I'm happy to encore Rebekah M. as a guest writer for today's blog. And thankfully, she has supplied pictures too! Thank you, Rebekah!
In a story, any story, you must have your characters, but you also must have a setting. Have you ever watched a movie where there were characters but no background at all? The people just moved around and sat on nothing (since there wasn’t any chair pictured) and drove away in air? I never have. I think it would get dull really quickly. Maybe you don’t notice the background, but if it wasn’t there, boy would you notice!
But, what is a setting? Well, let me ask a few questions:
- Where did the story take place?
- What was the place like?
- Are there lots of houses or is it out in the country?
- Is the house old and small or fancy and huge?
- Is it morning, midday or night?
- Is it historical, present-day, or set in the future?
Don't panic yet! I am not going to make you write a description of where your characters live and things like that. We are just going to practice our “descriptional” abilities. Use strong words to paint a picture in the reader's mind with your words. Think about what you see, what you "feel," and what you "hear." Do you smell anything? Is the scene relaxing and enjoyable, or is there something tense and strange going on?
Five pictures are sprinkled throughout this post. I didn't take the photos; they are from a calendar. Some calendar pictures can spark really interesting stories. For example, my western story, “The Unexpected Request,” began with just a thousand words written about one picture!
Your assignment, should you choose to accept it, is to write a paragraph describing one of the pictures her on the blog post. You can make the paragraph as long or as short as you want, so long as it is at least five sentences long. Your goal is to paint a word picture so vivid that the rest of us can "see" your scene without looking at the pictures. The pictures are numbered, so we can all "guess" just by reading which scene you are describing. Sound fun?
Note from Mrs. M: You may also insert your character into the scene if that helps "connect" the scene to the storyline.
Below is a word picture I wrote as an example. Your descriptions don't have to match mine, nor do they need to be as detailed. I just happen to really like describing things and trying out new ways to tell about something.
Red. It was all around. Wispy clouds blanketing the sky were glowing with it; the fields stretching out behind the ranch were aflame; even the distant hills appeared hazy with a hint of crimson. Only the southwestern horizon relieved the feeling that the world was on fire. There, the strip of brilliant, white sky, which almost hurt one's eyes to look at, hung suspended beneath the yellow-tinged, burning clouds. Black fence posts stood in the foreground like sentinels silently silhouetted against the scarlet pasture. Swaying the grasses, the evening breeze felt warm, bringing no relief from the oppressive summer heat.

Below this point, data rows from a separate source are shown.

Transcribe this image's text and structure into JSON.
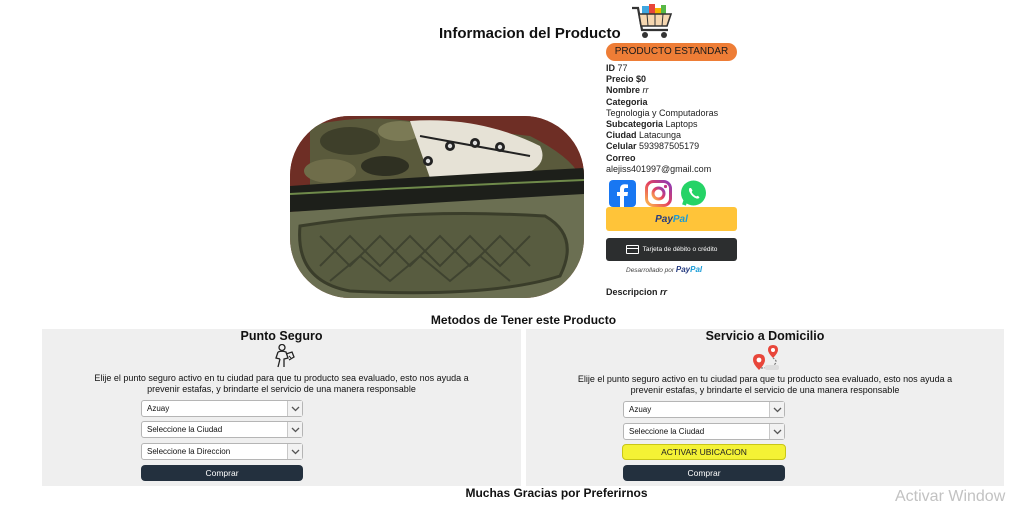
{
  "page": {
    "title": "Informacion del Producto"
  },
  "product": {
    "badge": "PRODUCTO ESTANDAR",
    "id_label": "ID",
    "id_value": "77",
    "price_label": "Precio",
    "price_value": "$0",
    "name_label": "Nombre",
    "name_value": "rr",
    "category_label": "Categoria",
    "category_value": "Tegnologia y Computadoras",
    "subcategory_label": "Subcategoria",
    "subcategory_value": "Laptops",
    "city_label": "Ciudad",
    "city_value": "Latacunga",
    "phone_label": "Celular",
    "phone_value": "593987505179",
    "email_label": "Correo",
    "email_value": "alejiss401997@gmail.com",
    "description_label": "Descripcion",
    "description_value": "rr"
  },
  "social": {
    "icons": [
      "facebook-icon",
      "instagram-icon",
      "whatsapp-icon"
    ],
    "colors": {
      "facebook": "#1877f2",
      "instagram": "#e4405f",
      "whatsapp": "#25d366"
    }
  },
  "payment": {
    "paypal_part1": "Pay",
    "paypal_part2": "Pal",
    "card_label": "Tarjeta de débito o crédito",
    "powered_text": "Desarrollado por",
    "powered_brand_1": "Pay",
    "powered_brand_2": "Pal"
  },
  "methods": {
    "title": "Metodos de Tener este Producto",
    "description": "Elije el punto seguro activo en tu ciudad para que tu producto sea evaluado, esto nos ayuda a prevenir estafas, y brindarte el servicio de una manera responsable",
    "safe_point": {
      "title": "Punto Seguro",
      "icon": "handshake-person-icon",
      "province": "Azuay",
      "city": "Seleccione la Ciudad",
      "address": "Seleccione la Direccion",
      "button": "Comprar"
    },
    "delivery": {
      "title": "Servicio a Domicilio",
      "icon": "map-route-pin-icon",
      "province": "Azuay",
      "city": "Seleccione la Ciudad",
      "location_button": "ACTIVAR UBICACION",
      "button": "Comprar"
    }
  },
  "footer": {
    "thanks": "Muchas Gracias por Preferirnos",
    "watermark": "Activar Window"
  },
  "colors": {
    "badge": "#ee7d36",
    "paypal": "#ffc439",
    "dark_button": "#23303e",
    "yellow_button": "#f4f235",
    "panel": "#efefef"
  }
}
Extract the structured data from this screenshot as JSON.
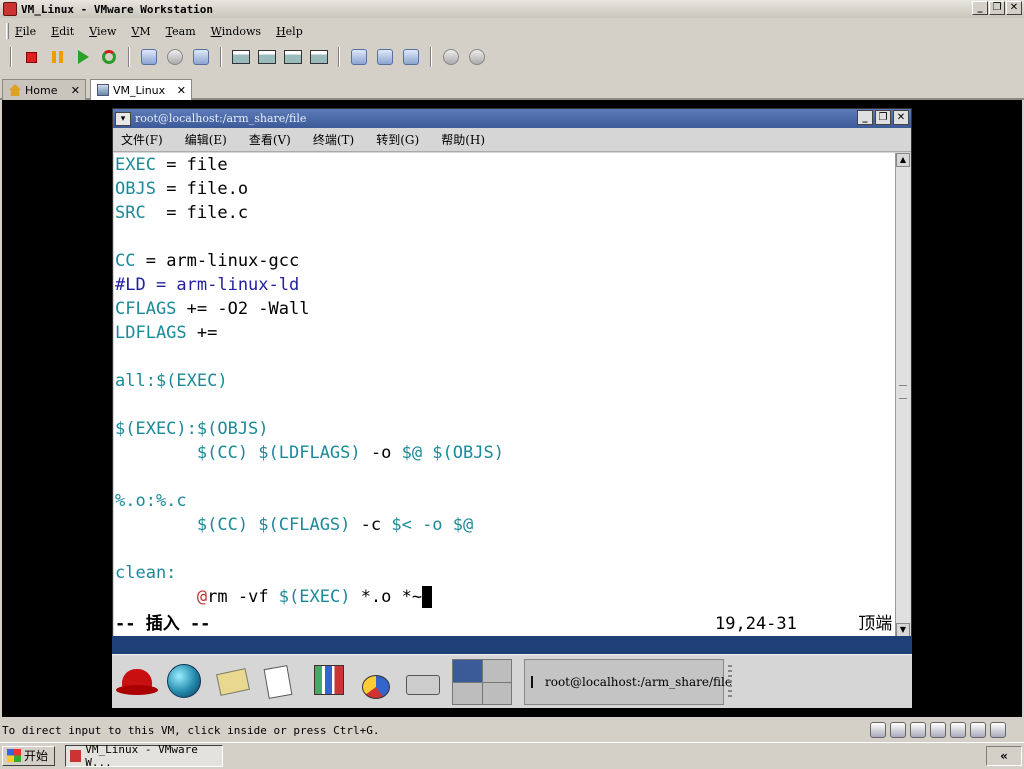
{
  "window": {
    "title": "VM_Linux - VMware Workstation"
  },
  "menubar": {
    "items": [
      {
        "label": "File",
        "mnemonic": "F",
        "rest": "ile"
      },
      {
        "label": "Edit",
        "mnemonic": "E",
        "rest": "dit"
      },
      {
        "label": "View",
        "mnemonic": "V",
        "rest": "iew"
      },
      {
        "label": "VM",
        "mnemonic": "V",
        "rest": "M"
      },
      {
        "label": "Team",
        "mnemonic": "T",
        "rest": "eam"
      },
      {
        "label": "Windows",
        "mnemonic": "W",
        "rest": "indows"
      },
      {
        "label": "Help",
        "mnemonic": "H",
        "rest": "elp"
      }
    ]
  },
  "tabs": [
    {
      "label": "Home",
      "icon": "home-icon",
      "active": false
    },
    {
      "label": "VM_Linux",
      "icon": "vm-icon",
      "active": true
    }
  ],
  "terminal": {
    "title": "root@localhost:/arm_share/file",
    "menu": [
      "文件(F)",
      "编辑(E)",
      "查看(V)",
      "终端(T)",
      "转到(G)",
      "帮助(H)"
    ],
    "lines": [
      {
        "key": "EXEC",
        "rest": " = file"
      },
      {
        "key": "OBJS",
        "rest": " = file.o"
      },
      {
        "key": "SRC",
        "rest": "  = file.c"
      },
      {
        "key": "",
        "rest": ""
      },
      {
        "key": "CC",
        "rest": " = arm-linux-gcc"
      },
      {
        "key": "#LD = arm-linux-ld",
        "rest": ""
      },
      {
        "key": "CFLAGS",
        "rest": " += -O2 -Wall"
      },
      {
        "key": "LDFLAGS",
        "rest": " +="
      },
      {
        "key": "",
        "rest": ""
      },
      {
        "key": "all:$(EXEC)",
        "rest": ""
      },
      {
        "key": "",
        "rest": ""
      },
      {
        "key": "$(EXEC):$(OBJS)",
        "rest": ""
      },
      {
        "key": "        $(CC) $(LDFLAGS)",
        "rest": " -o ",
        "tail": "$@ $(OBJS)"
      },
      {
        "key": "",
        "rest": ""
      },
      {
        "key": "%.o:%.c",
        "rest": ""
      },
      {
        "key": "        $(CC) $(CFLAGS)",
        "rest": " -c ",
        "tail": "$< -o $@"
      },
      {
        "key": "",
        "rest": ""
      },
      {
        "key": "clean:",
        "rest": ""
      },
      {
        "key": "",
        "rest": ""
      }
    ],
    "last_line": {
      "indent": "        ",
      "at": "@",
      "cmd": "rm -vf ",
      "var": "$(EXEC)",
      "end": " *.o *~"
    },
    "status_mode": "-- 插入 --",
    "status_pos": "19,24-31      顶端"
  },
  "guest_panel": {
    "task_label": "root@localhost:/arm_share/file"
  },
  "vm_status": {
    "message": "To direct input to this VM, click inside or press Ctrl+G."
  },
  "host_taskbar": {
    "start_label": "开始",
    "task_label": "VM_Linux - VMware W...",
    "tray_label": "«"
  }
}
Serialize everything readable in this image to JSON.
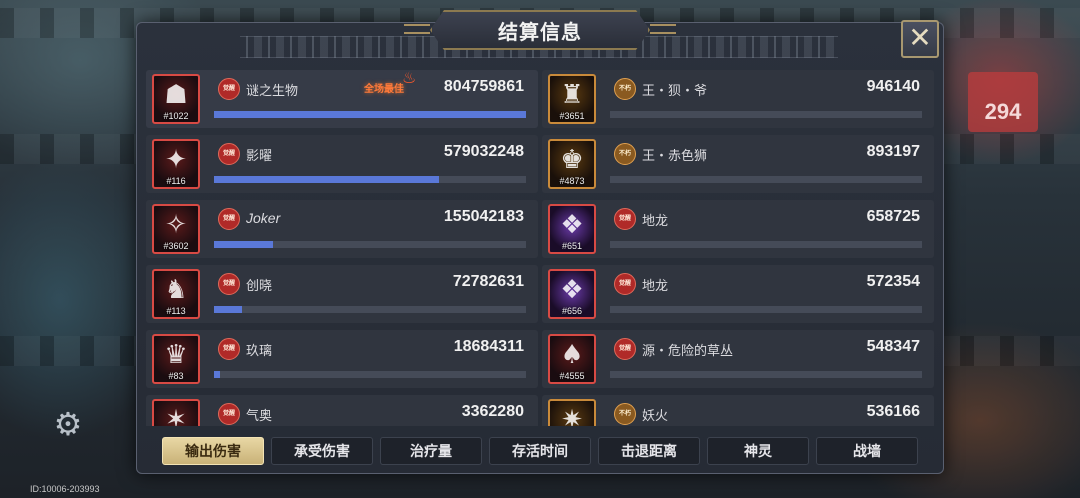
{
  "title": "结算信息",
  "close_icon": "close-x-icon",
  "best_label": "全场最佳",
  "background": {
    "badge_number": "294",
    "footer_id": "ID:10006-203993"
  },
  "left_players": [
    {
      "name": "谜之生物",
      "id": "#1022",
      "value": "804759861",
      "fill": 1.0,
      "frame": "red",
      "glyph": "☗",
      "badge": "觉醒",
      "best": true
    },
    {
      "name": "影曜",
      "id": "#116",
      "value": "579032248",
      "fill": 0.72,
      "frame": "red",
      "glyph": "✦",
      "badge": "觉醒"
    },
    {
      "name": "Joker",
      "id": "#3602",
      "value": "155042183",
      "fill": 0.19,
      "frame": "red",
      "glyph": "✧",
      "badge": "觉醒"
    },
    {
      "name": "创晓",
      "id": "#113",
      "value": "72782631",
      "fill": 0.09,
      "frame": "red",
      "glyph": "♞",
      "badge": "觉醒"
    },
    {
      "name": "玖璃",
      "id": "#83",
      "value": "18684311",
      "fill": 0.02,
      "frame": "red",
      "glyph": "♛",
      "badge": "觉醒"
    },
    {
      "name": "气奥",
      "id": "",
      "value": "3362280",
      "fill": 0.004,
      "frame": "red",
      "glyph": "✶",
      "badge": "觉醒"
    }
  ],
  "right_players": [
    {
      "name": "王・狈・爷",
      "id": "#3651",
      "value": "946140",
      "fill": 0.0,
      "frame": "gold",
      "glyph": "♜",
      "badge": "不朽"
    },
    {
      "name": "王・赤色狮",
      "id": "#4873",
      "value": "893197",
      "fill": 0.0,
      "frame": "gold",
      "glyph": "♚",
      "badge": "不朽"
    },
    {
      "name": "地龙",
      "id": "#651",
      "value": "658725",
      "fill": 0.0,
      "frame": "purple",
      "glyph": "❖",
      "badge": "觉醒"
    },
    {
      "name": "地龙",
      "id": "#656",
      "value": "572354",
      "fill": 0.0,
      "frame": "purple",
      "glyph": "❖",
      "badge": "觉醒"
    },
    {
      "name": "源・危险的草丛",
      "id": "#4555",
      "value": "548347",
      "fill": 0.0,
      "frame": "red",
      "glyph": "♠",
      "badge": "觉醒"
    },
    {
      "name": "妖火",
      "id": "",
      "value": "536166",
      "fill": 0.0,
      "frame": "gold",
      "glyph": "✷",
      "badge": "不朽"
    }
  ],
  "tabs": [
    {
      "label": "输出伤害",
      "active": true
    },
    {
      "label": "承受伤害",
      "active": false
    },
    {
      "label": "治疗量",
      "active": false
    },
    {
      "label": "存活时间",
      "active": false
    },
    {
      "label": "击退距离",
      "active": false
    },
    {
      "label": "神灵",
      "active": false
    },
    {
      "label": "战墙",
      "active": false
    }
  ],
  "colors": {
    "bar_fill": "#5a78d8",
    "best_text": "#ff7a3a",
    "tab_active": "#d8c48e",
    "frame_red": "#d84a44",
    "frame_gold": "#c98a3a"
  }
}
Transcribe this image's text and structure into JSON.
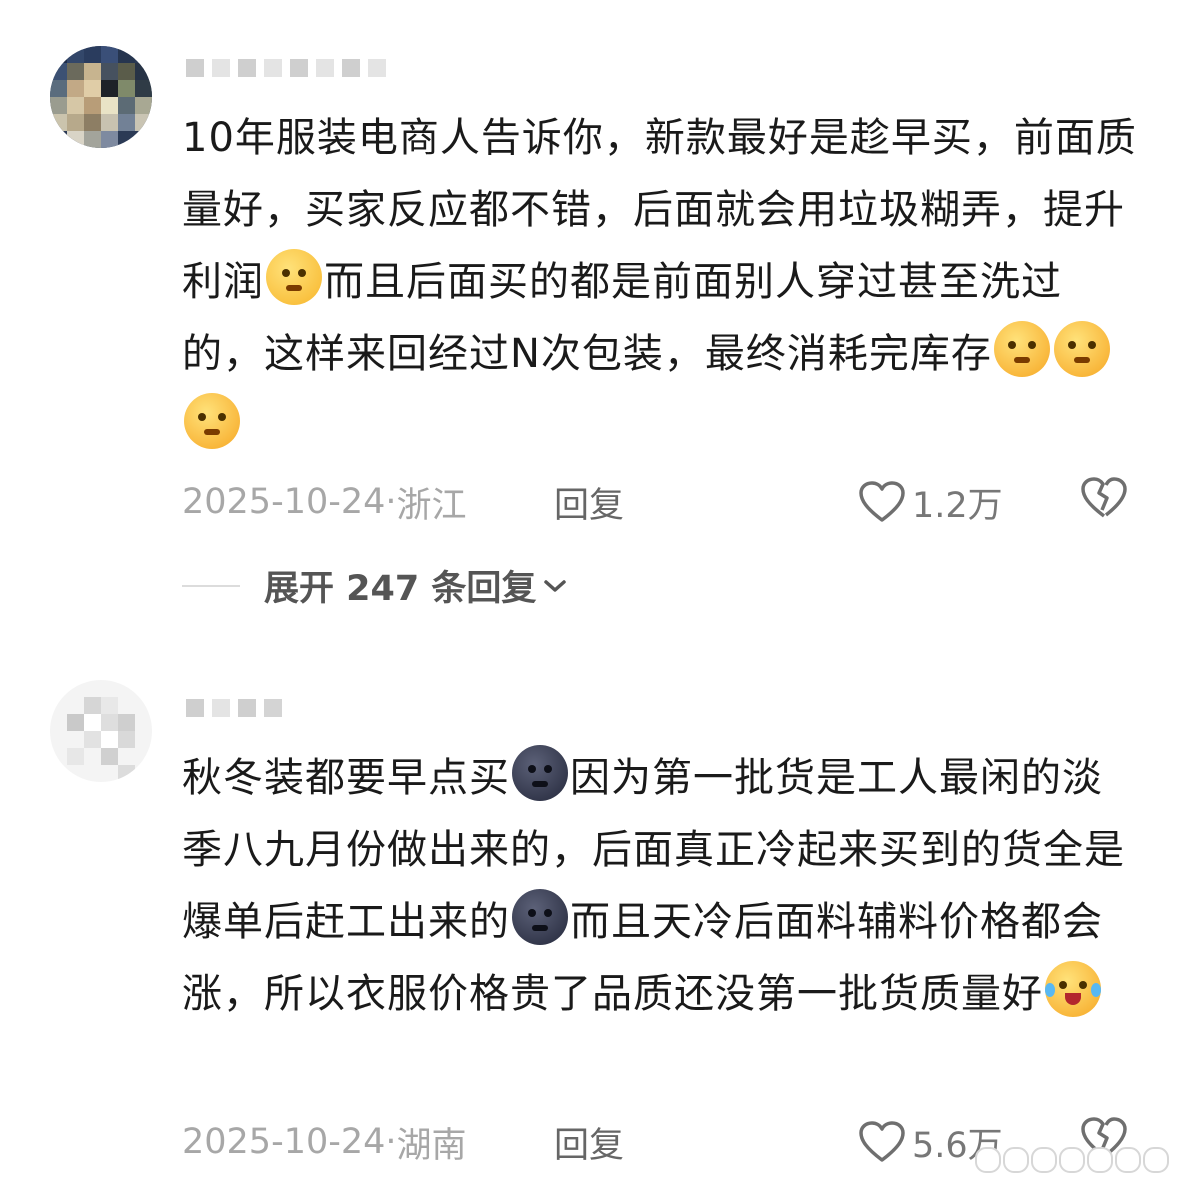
{
  "comments": [
    {
      "text_parts": [
        "10年服装电商人告诉你，新款最好是趁早买，前面质量好，买家反应都不错，后面就会用垃圾糊弄，提升利润",
        "而且后面买的都是前面别人穿过甚至洗过的，这样来回经过N次包装，最终消耗完库存"
      ],
      "emojis": [
        "pleading-face-emoji",
        "smirk-face-emoji",
        "smirk-face-emoji",
        "smirk-face-emoji"
      ],
      "date": "2025-10-24·",
      "location": "浙江",
      "reply_label": "回复",
      "likes": "1.2万",
      "expand_label": "展开 247 条回复"
    },
    {
      "text_parts": [
        "秋冬装都要早点买",
        "因为第一批货是工人最闲的淡季八九月份做出来的，后面真正冷起来买到的货全是爆单后赶工出来的",
        "而且天冷后面料辅料价格都会涨，所以衣服价格贵了品质还没第一批货质量好"
      ],
      "emojis": [
        "new-moon-face-emoji",
        "new-moon-face-emoji",
        "laughing-crying-emoji"
      ],
      "date": "2025-10-24·",
      "location": "湖南",
      "reply_label": "回复",
      "likes": "5.6万"
    }
  ],
  "colors": {
    "meta_gray": "#a7a7a7",
    "text": "#1a1a1a"
  }
}
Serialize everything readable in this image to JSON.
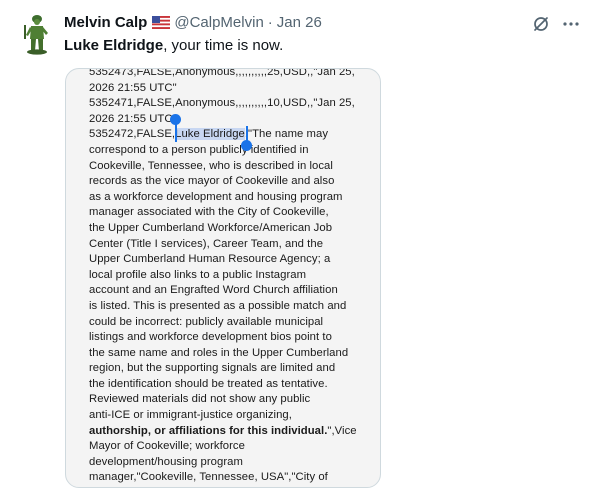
{
  "tweet": {
    "author": {
      "name": "Melvin Calp",
      "handle": "@CalpMelvin",
      "separator": "·",
      "date": "Jan 26",
      "flag_icon": "us-flag-icon",
      "avatar_icon": "toy-soldier-avatar"
    },
    "actions": {
      "grok_icon": "grok-icon",
      "more_icon": "more-icon"
    },
    "text": {
      "mention": "Luke Eldridge",
      "rest": ", your time is now."
    },
    "document": {
      "line_00": "5352473,FALSE,Anonymous,,,,,,,,,,25,USD,,\"Jan 25,",
      "line_01": "2026 21:55 UTC\"",
      "line_02": "5352471,FALSE,Anonymous,,,,,,,,,,10,USD,,\"Jan 25,",
      "line_03": "2026 21:55 UTC\"",
      "line_04_pre": "5352472,FALSE,",
      "line_04_sel": "Luke Eldridge",
      "line_04_post": ",\"The name may",
      "line_05": "correspond to a person publicly identified in",
      "line_06": "Cookeville, Tennessee, who is described in local",
      "line_07": "records as the vice mayor of Cookeville and also",
      "line_08": "as a workforce development and housing program",
      "line_09": "manager associated with the City of Cookeville,",
      "line_10": "the Upper Cumberland Workforce/American Job",
      "line_11": "Center (Title I services), Career Team, and the",
      "line_12": "Upper Cumberland Human Resource Agency; a",
      "line_13": "local profile also links to a public Instagram",
      "line_14": "account and an Engrafted Word Church affiliation",
      "line_15": "is listed. This is presented as a possible match and",
      "line_16": "could be incorrect: publicly available municipal",
      "line_17": "listings and workforce development bios point to",
      "line_18": "the same name and roles in the Upper Cumberland",
      "line_19": "region, but the supporting signals are limited and",
      "line_20": "the identification should be treated as tentative.",
      "line_21": "Reviewed materials did not show any public",
      "line_22": "anti-ICE or immigrant-justice organizing,",
      "line_23_bold": "authorship, or affiliations for this individual.",
      "line_23_post": "\",Vice",
      "line_24": "Mayor of Cookeville; workforce",
      "line_25": "development/housing program",
      "line_26": "manager,\"Cookeville, Tennessee, USA\",\"City of"
    }
  },
  "colors": {
    "text": "#0f1419",
    "secondary": "#536471",
    "border": "#cfd9de",
    "selection": "#c8d7f2",
    "selection_handle": "#1a73e8",
    "media_bg": "#f4f4f4"
  }
}
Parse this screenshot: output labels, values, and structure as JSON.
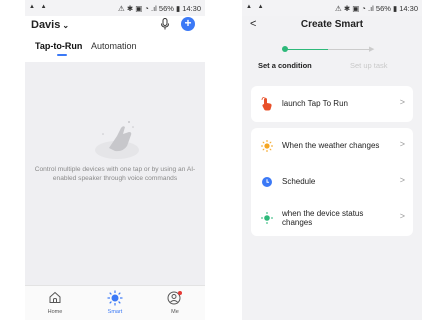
{
  "left": {
    "status": {
      "left": "▲ ▲",
      "right": "⚠ ✱ ▣ ◔ .ıl 56% ▮ 14:30"
    },
    "home_name": "Davis",
    "tabs": [
      {
        "label": "Tap-to-Run"
      },
      {
        "label": "Automation"
      }
    ],
    "more": "···",
    "empty_message": "Control multiple devices with one tap or by using an AI-enabled speaker through voice commands",
    "tabbar": [
      {
        "label": "Home"
      },
      {
        "label": "Smart"
      },
      {
        "label": "Me"
      }
    ]
  },
  "right": {
    "status": {
      "left": "▲ ▲",
      "right": "⚠ ✱ ▣ ◔ .ıl 56% ▮ 14:30"
    },
    "title": "Create Smart",
    "steps": {
      "current": "Set a condition",
      "next": "Set up task"
    },
    "card1": [
      {
        "label": "launch Tap To Run"
      }
    ],
    "card2": [
      {
        "label": "When the weather changes"
      },
      {
        "label": "Schedule"
      },
      {
        "label": "when the device status changes"
      }
    ]
  },
  "colors": {
    "accent": "#3b79f6",
    "progress": "#2eb97a",
    "sun": "#f5a623",
    "hand": "#e8512a"
  }
}
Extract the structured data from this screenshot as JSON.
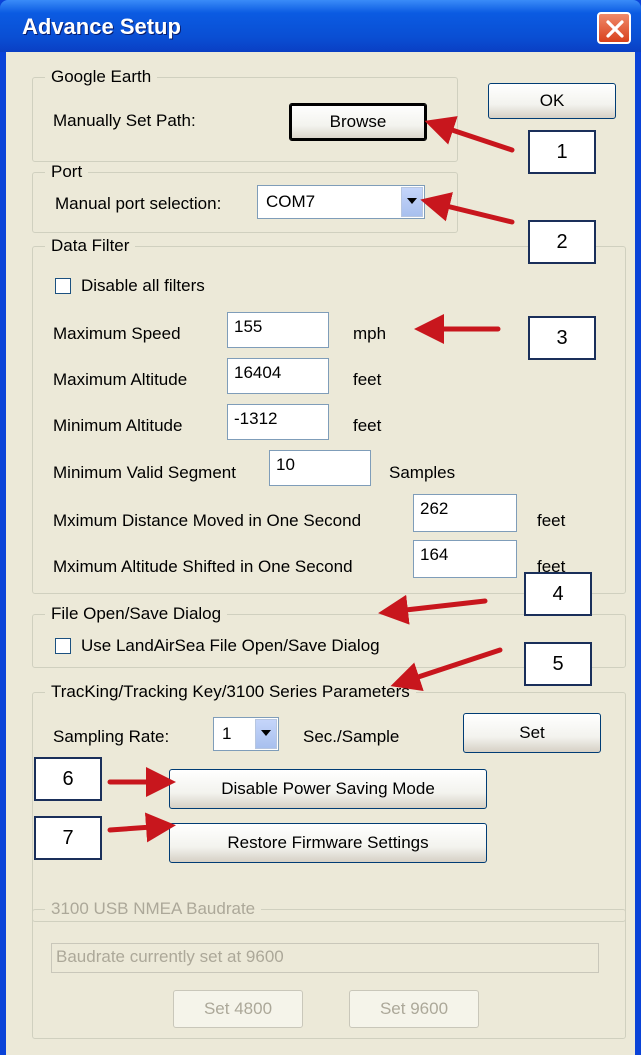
{
  "window": {
    "title": "Advance Setup"
  },
  "google_earth": {
    "legend": "Google Earth",
    "label": "Manually Set Path:",
    "browse_button": "Browse"
  },
  "ok_button": "OK",
  "port": {
    "legend": "Port",
    "label": "Manual port selection:",
    "selected": "COM7"
  },
  "data_filter": {
    "legend": "Data Filter",
    "disable_all_label": "Disable all filters",
    "disable_all_checked": false,
    "rows": [
      {
        "label": "Maximum Speed",
        "value": "155",
        "unit": "mph"
      },
      {
        "label": "Maximum Altitude",
        "value": "16404",
        "unit": "feet"
      },
      {
        "label": "Minimum Altitude",
        "value": "-1312",
        "unit": "feet"
      },
      {
        "label": "Minimum Valid Segment",
        "value": "10",
        "unit": "Samples"
      },
      {
        "label": "Mximum Distance Moved in One Second",
        "value": "262",
        "unit": "feet"
      },
      {
        "label": "Mximum Altitude Shifted in One Second",
        "value": "164",
        "unit": "feet"
      }
    ]
  },
  "file_dialog": {
    "legend": "File Open/Save Dialog",
    "checkbox_label": "Use LandAirSea File Open/Save Dialog",
    "checked": false
  },
  "tracking": {
    "legend": "TracKing/Tracking Key/3100 Series Parameters",
    "sampling_label": "Sampling Rate:",
    "sampling_value": "1",
    "sampling_unit": "Sec./Sample",
    "set_button": "Set",
    "disable_power_button": "Disable Power Saving Mode",
    "restore_button": "Restore Firmware Settings"
  },
  "baudrate": {
    "legend": "3100 USB NMEA Baudrate",
    "status": "Baudrate currently set at 9600",
    "set4800_button": "Set 4800",
    "set9600_button": "Set 9600"
  },
  "annotations": [
    "1",
    "2",
    "3",
    "4",
    "5",
    "6",
    "7"
  ],
  "colors": {
    "titlebar": "#0a4fd4",
    "dialog_bg": "#ece9d8",
    "arrow": "#c8161d",
    "disabled_text": "#aca899"
  }
}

You can read my (Mrs. M's) scene in the first comment! (Can you guess which picture I described?)